Sunday, 30 October 2011

Why are kawakawa falling over?

In Birdwood Reserve, near where I live, there’s been an epidemic of some sort affecting kawakawa, Piper excelsum.  Large plants lose their leaves and the roots seem to die off, because the whole plant falls over, as if wind-thrown.  There are still plenty of small plants alive, so it's not wiping them all out:

Kawakawa is very susceptible to spray damage, and certainly some of these dead plants are alongside tracks where weeds have been sprayed lately.  I’ve found the slightest spray drift of glyphosate is enough to wither kawakawa leaves and slowly kill the plants.

But some of these plants were growing where I don’t think there would have been any spraying, so I’m wondering if a disease is involved.  Indeed one such dead plant is in my garden, where I certainly haven't sprayed, but where nevertheless quite a few plants (not just kawakawa, but also northern rata (Metrosideros robusta) and akeake (Dodonaea viscosa)) have suddenly died.  The weather has been normal, except for the snowfall in August. 
In cabbage trees (Cordyline) sudden decline is caused by a phytoplasma.  This is an extremely small bacterium that's spread by sap-sucking leaf hoppers.  So far it's been implicated in deaths of cabbage trees, strawberries, coprosmas, and Phormium (New Zealand flax) (Liefting et al., 2007).  I've no reason to suspect any particular cause in this case, but the cabbage tree disease does show how devastating these things can be.
I'd be interested to hear if anyone else has observed similar collapse of kawakawa anywhere.
Lia W. LIEFTING, Ross E. BEEVER, Mark T. ANDERSEN, Gerard R. G. CLOVER Phytoplasma diseases in New Zealand.  Bulletin of Insectology 60: 165-166 (2007).

White mignonette

Reseda alba, Karori, Wellington, New Zealand

Resedaceae is a small family in the glucosinolate-producing Order Brassicales.  Reseda alba, white mignonette, is a cottage garden flower grown for the sweet scent of the flowers, and it’s naturalized in New Zealand.  These ones were semi-wild on a crib wall in Karori, Wellingon.

Saturday, 15 October 2011

Wellington coast at Makara
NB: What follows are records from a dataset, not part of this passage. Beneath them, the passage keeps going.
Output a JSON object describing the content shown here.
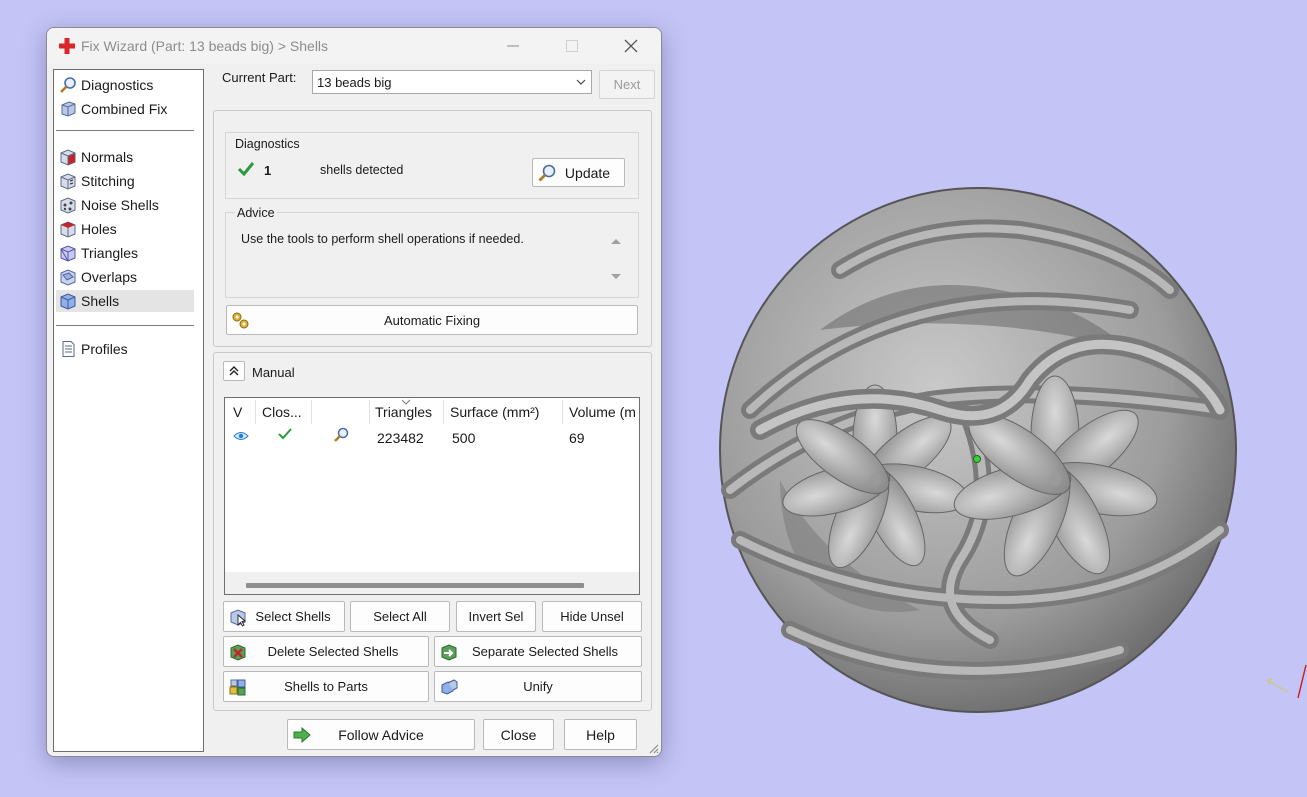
{
  "window": {
    "title": "Fix Wizard (Part: 13 beads big) > Shells",
    "minimize_icon": "minimize-icon",
    "maximize_icon": "maximize-icon",
    "close_icon": "close-icon"
  },
  "nav": {
    "group1": [
      {
        "label": "Diagnostics",
        "icon": "magnifier-icon"
      },
      {
        "label": "Combined Fix",
        "icon": "cube-icon"
      }
    ],
    "group2": [
      {
        "label": "Normals",
        "icon": "normals-icon"
      },
      {
        "label": "Stitching",
        "icon": "stitching-icon"
      },
      {
        "label": "Noise Shells",
        "icon": "noise-shells-icon"
      },
      {
        "label": "Holes",
        "icon": "holes-icon"
      },
      {
        "label": "Triangles",
        "icon": "triangles-icon"
      },
      {
        "label": "Overlaps",
        "icon": "overlaps-icon"
      },
      {
        "label": "Shells",
        "icon": "shells-icon",
        "selected": true
      }
    ],
    "group3": [
      {
        "label": "Profiles",
        "icon": "document-icon"
      }
    ]
  },
  "current_part": {
    "label": "Current Part:",
    "value": "13 beads big",
    "next_button": "Next"
  },
  "diagnostics": {
    "title": "Diagnostics",
    "count": "1",
    "text": "shells detected",
    "update_button": "Update"
  },
  "advice": {
    "title": "Advice",
    "text": "Use the tools to perform shell operations if needed."
  },
  "automatic_fixing_button": "Automatic Fixing",
  "manual": {
    "title": "Manual",
    "table": {
      "columns": [
        "V",
        "Clos...",
        "",
        "Triangles",
        "Surface (mm²)",
        "Volume (m"
      ],
      "rows": [
        {
          "visible_icon": "eye-icon",
          "closed_icon": "checkmark-icon",
          "action_icon": "magnifier-icon",
          "triangles": "223482",
          "surface": "500",
          "volume": "69"
        }
      ]
    },
    "buttons": {
      "select_shells": "Select Shells",
      "select_all": "Select All",
      "invert_sel": "Invert Sel",
      "hide_unsel": "Hide Unsel",
      "delete_selected_shells": "Delete Selected Shells",
      "separate_selected_shells": "Separate Selected Shells",
      "shells_to_parts": "Shells to Parts",
      "unify": "Unify"
    }
  },
  "footer": {
    "follow_advice": "Follow Advice",
    "close": "Close",
    "help": "Help"
  },
  "colors": {
    "viewport_background": "#c4c4f6",
    "check_green": "#2a9a3a",
    "model_gray": "#a9a9a9"
  }
}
We took a great little walk today from Makara towards Opau Bay, along a section of Wellington coast.  The walk itself is described here, but I want to write about some of the plants.
The coastal cliffs are formed along the Ohariu Fault, one of the three main fault lines that define, and threaten, Wellington.  The cliffs are about 180 m tall here, and not so steep that you can’t scramble down them in most places.  Still, they give spectacular views up the coast to Kapiti and Mana Islands and westward across Cook Strait to the South Island.
Looking north from the cliff top.  Mana Island with Kapiti Island behind; Pukerua Bay headland (distant right) and Pipinui Point (closer, right)
East of the cliffs, it’s sheep farming country, but now also a wind farm.  The huge turbines were spinning slowly in today’s gentle breeze.
Down on the coast, it's pretty weedy, but a few native plants persist here.  Tetragonia is an edible, scrambling, slightly fleshy, plant in the ice-plant family Aizoaceae; this one is probably T. trigyna.
Tetragonia trigyna
A relative in the same family was also common on the coast: Disphyma australe.
Disphyma australe
At the high point of the track, there are more turbines, and on the cliff top two old gun emplacements from World War II.  Here the track descends again towards Opau Bay.
Looking south to Opau Bay
In the gully here a few trees of Pennantia corymbosa form the beginnings of a low forest among the mostly native scrub of tauhinu and coprosma.
Pennantia corymbosa
A few plants of Clematis forsteri were in flower among the scrub.  Sabrina said they smelled like feijoa fruit and she could smell them from a few metres away, whereas I could detect no scent even close up.  Callum said feijoa too, independently.  All the ones we saw were male.
Clematis forsteri
The flowers are pale yellow, and hairy on the backs of the sepals:
Clematis forsteri male flower
One patch was heavily infested with a rust fungus that distorted the growth of stems and leaves.  The little pink dots on the right hand piece are pustules where spores are released.
Clematis forsteri, infected by rust fungus (right) and not infected (left).

Some quite spectacular weeds grow in places along the coast.  Artemisia arborescens is a common hedge plant in coastal areas and has probably spread here from the nearby settlement.
Artemisia arborescens.

Aloe saponaria was growing beside one of the gun emplacements.  I wonder if it was originally planted there by the gun crews.
Aloe saponaria

Although we had an almost still day, there's no doubt this is a windy coast.  First of course, the decision to put a wind farm here reflects that, but also many of the plants are wind-shorn.  This Melicytus alpinus was so stunted that it was almost a solid outer shell of wood, with a few fleshy leaves attached.

Melicytus alpinus.

They say you can't beat Wellington on a good day.  I think the statement is deliberately ambiguous; it could refer to the rugby team, or to the weather.  Whatever, today was a good day.